Why doesn’t COTA just build new trails rather than establish existing trails as directional?

Unfortunately, getting new trails isn’t that simple. We can’t just get new trails anywhere or anytime we want them. The Forest Service follows strict national environmental regulations that limit the development of trail density due largely to the possible impacts on wildlife.

The good news – we are building new trail! The Forest Service has approved nearly 12 miles of new singletrack associated with their new “Welcome Center” at the intersection of Conklin Rd (41) and Century Drive.

What can I do if I like or don’t like the way Directional Trails are working?
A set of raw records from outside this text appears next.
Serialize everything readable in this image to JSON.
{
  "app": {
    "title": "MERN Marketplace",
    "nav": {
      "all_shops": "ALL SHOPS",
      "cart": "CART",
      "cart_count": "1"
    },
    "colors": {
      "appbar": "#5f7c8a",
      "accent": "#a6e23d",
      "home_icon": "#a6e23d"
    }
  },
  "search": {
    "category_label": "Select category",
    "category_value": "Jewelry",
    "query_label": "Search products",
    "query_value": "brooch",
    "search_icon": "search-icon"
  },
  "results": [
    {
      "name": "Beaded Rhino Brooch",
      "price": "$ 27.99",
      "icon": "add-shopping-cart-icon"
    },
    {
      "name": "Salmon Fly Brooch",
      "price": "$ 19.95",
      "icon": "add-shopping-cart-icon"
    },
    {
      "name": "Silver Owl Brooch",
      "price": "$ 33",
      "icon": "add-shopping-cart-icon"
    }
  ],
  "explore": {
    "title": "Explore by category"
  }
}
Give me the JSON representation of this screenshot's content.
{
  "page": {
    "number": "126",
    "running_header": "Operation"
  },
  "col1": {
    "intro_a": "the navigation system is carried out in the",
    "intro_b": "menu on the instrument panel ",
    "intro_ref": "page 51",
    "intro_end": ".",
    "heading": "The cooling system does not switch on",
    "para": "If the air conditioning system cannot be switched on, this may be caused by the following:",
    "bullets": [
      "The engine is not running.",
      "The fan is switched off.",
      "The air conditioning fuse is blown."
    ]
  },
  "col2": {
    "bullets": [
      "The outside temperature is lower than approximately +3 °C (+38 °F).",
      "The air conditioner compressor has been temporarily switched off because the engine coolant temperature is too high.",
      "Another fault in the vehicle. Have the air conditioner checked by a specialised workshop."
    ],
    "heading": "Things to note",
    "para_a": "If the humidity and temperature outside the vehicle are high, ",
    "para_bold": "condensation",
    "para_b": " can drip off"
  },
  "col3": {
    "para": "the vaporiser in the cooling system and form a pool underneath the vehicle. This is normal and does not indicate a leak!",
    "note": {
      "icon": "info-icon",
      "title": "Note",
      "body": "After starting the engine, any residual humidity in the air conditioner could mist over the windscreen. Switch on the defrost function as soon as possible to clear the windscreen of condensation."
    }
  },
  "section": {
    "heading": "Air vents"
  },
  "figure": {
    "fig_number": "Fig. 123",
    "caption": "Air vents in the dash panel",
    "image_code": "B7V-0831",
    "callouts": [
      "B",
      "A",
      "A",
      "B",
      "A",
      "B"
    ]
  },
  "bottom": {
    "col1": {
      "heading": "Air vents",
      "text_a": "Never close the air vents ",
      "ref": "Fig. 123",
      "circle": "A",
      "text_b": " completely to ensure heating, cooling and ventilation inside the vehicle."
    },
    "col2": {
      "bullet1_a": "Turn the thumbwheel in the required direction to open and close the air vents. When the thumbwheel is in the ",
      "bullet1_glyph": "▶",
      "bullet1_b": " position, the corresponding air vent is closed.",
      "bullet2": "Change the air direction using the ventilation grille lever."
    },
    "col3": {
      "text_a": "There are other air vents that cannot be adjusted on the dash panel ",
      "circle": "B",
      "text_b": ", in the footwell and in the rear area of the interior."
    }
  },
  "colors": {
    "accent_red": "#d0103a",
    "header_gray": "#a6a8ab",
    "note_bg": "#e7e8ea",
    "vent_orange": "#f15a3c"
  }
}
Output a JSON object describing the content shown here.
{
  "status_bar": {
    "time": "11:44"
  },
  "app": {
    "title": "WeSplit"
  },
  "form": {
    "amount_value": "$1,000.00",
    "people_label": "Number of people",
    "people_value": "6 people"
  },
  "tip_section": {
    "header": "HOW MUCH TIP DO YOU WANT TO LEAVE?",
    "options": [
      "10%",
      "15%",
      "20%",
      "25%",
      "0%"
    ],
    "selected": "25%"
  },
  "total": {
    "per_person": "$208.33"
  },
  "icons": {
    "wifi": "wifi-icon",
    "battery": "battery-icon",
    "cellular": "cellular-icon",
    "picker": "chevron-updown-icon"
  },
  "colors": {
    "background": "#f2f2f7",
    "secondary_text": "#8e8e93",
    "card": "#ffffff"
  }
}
  • First, give it an honest test ride. Go for a few rides and observe the number of riders at the trailhead/intersections and the number of riders you pass along the trail.
  • Whether you like it or not, let us know. COTA is responsive the community’s needs. We are active citizens and volunteers looking to maintain and improve the quality trail systems that many of us moved here to enjoy.
  • Send us an email, post your comment on Facebook, Twitter or on Oregon page. Send the local Deschutes National Forest an email or call them.
  • Let both COTA and the FS know what you like or what you think can be better.

Why don’t we do a system where odd days go one way and even days go the other way?

We talked with other areas and they are reported that it was too confusing and users were not happy with those systems. Particularly in our area, where we have a large tourist contingent, this would be quite difficult to communicate.

How did this happen? Why wasn’t I asked?

COTA is an all-volunteer non-profit organization that has a Board of Directors and many volunteers of varying involvement. The idea of directional trails has been brought up within COTA in the past. Last fall, we were approached by an active volunteer (non-Board member) about the idea of directional trails. The Board then decided to explore this idea. We assembled a committee of 1/3 board members and 2/3 community members. As we went through the process, we encouraged our committee members to share the process with small circles (such as bike shop employees, fellow riders, etc.) to get feedback. We took that feedback seriously.

We simply felt we needed to get this process done before the beginning of the 2014 riding season and we had a committed volunteer to head up the process. Over the last few years, we have had much feedback about the crowding of trails, the higher incidences of collisions and the issue of trail widening by passing riders.

We encourage you to get involved in COTA. We are always in need of volunteers that can put time into both planning and building trails. Visit our website at for more information.
Contact COTA regarding directional trails: